### TO DO
All of the data should be restated exactly as it stands.
+++ DATA FOR THE TASK
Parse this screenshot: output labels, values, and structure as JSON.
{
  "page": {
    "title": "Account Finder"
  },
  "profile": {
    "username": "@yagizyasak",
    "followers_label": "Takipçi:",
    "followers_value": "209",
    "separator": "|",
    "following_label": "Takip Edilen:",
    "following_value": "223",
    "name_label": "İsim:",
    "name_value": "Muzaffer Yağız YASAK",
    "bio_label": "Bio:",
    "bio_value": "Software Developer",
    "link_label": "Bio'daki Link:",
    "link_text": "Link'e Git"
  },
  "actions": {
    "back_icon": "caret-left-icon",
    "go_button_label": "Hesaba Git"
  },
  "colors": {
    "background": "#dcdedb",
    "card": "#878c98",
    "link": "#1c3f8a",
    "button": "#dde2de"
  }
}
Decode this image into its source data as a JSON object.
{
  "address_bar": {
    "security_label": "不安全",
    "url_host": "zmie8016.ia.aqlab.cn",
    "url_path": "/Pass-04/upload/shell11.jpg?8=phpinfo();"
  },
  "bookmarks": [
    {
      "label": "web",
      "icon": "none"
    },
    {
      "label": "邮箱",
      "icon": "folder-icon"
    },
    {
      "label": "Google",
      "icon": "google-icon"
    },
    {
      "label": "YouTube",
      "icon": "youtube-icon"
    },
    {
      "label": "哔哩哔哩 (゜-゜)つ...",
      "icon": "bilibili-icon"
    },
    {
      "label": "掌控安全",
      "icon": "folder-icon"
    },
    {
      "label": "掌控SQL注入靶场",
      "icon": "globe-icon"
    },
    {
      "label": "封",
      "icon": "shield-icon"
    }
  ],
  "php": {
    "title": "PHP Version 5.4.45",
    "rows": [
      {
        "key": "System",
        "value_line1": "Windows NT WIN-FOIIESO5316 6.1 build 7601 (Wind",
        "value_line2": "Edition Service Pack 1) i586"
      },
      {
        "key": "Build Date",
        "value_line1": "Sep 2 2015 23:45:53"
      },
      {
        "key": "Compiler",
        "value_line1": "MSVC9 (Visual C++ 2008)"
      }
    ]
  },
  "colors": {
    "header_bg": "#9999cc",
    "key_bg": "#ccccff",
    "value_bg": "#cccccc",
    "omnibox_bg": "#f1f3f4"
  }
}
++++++
### SOLUTION TO THIS TASK
Parse this screenshot: output labels, values, and structure as JSON.
{
  "page": {
    "title": "Account Finder"
  },
  "profile": {
    "username": "@yagizyasak",
    "followers_label": "Takipçi:",
    "followers_value": "209",
    "separator": "|",
    "following_label": "Takip Edilen:",
    "following_value": "223",
    "name_label": "İsim:",
    "name_value": "Muzaffer Yağız YASAK",
    "bio_label": "Bio:",
    "bio_value": "Software Developer",
    "link_label": "Bio'daki Link:",
    "link_text": "Link'e Git"
  },
  "actions": {
    "back_icon": "caret-left-icon",
    "go_button_label": "Hesaba Git"
  },
  "colors": {
    "background": "#dcdedb",
    "card": "#878c98",
    "link": "#1c3f8a",
    "button": "#dde2de"
  }
}
Decode this image into its source data as a JSON object.
{
  "address_bar": {
    "security_label": "不安全",
    "url_host": "zmie8016.ia.aqlab.cn",
    "url_path": "/Pass-04/upload/shell11.jpg?8=phpinfo();"
  },
  "bookmarks": [
    {
      "label": "web",
      "icon": "none"
    },
    {
      "label": "邮箱",
      "icon": "folder-icon"
    },
    {
      "label": "Google",
      "icon": "google-icon"
    },
    {
      "label": "YouTube",
      "icon": "youtube-icon"
    },
    {
      "label": "哔哩哔哩 (゜-゜)つ...",
      "icon": "bilibili-icon"
    },
    {
      "label": "掌控安全",
      "icon": "folder-icon"
    },
    {
      "label": "掌控SQL注入靶场",
      "icon": "globe-icon"
    },
    {
      "label": "封",
      "icon": "shield-icon"
    }
  ],
  "php": {
    "title": "PHP Version 5.4.45",
    "rows": [
      {
        "key": "System",
        "value_line1": "Windows NT WIN-FOIIESO5316 6.1 build 7601 (Wind",
        "value_line2": "Edition Service Pack 1) i586"
      },
      {
        "key": "Build Date",
        "value_line1": "Sep 2 2015 23:45:53"
      },
      {
        "key": "Compiler",
        "value_line1": "MSVC9 (Visual C++ 2008)"
      }
    ]
  },
  "colors": {
    "header_bg": "#9999cc",
    "key_bg": "#ccccff",
    "value_bg": "#cccccc",
    "omnibox_bg": "#f1f3f4"
  }
}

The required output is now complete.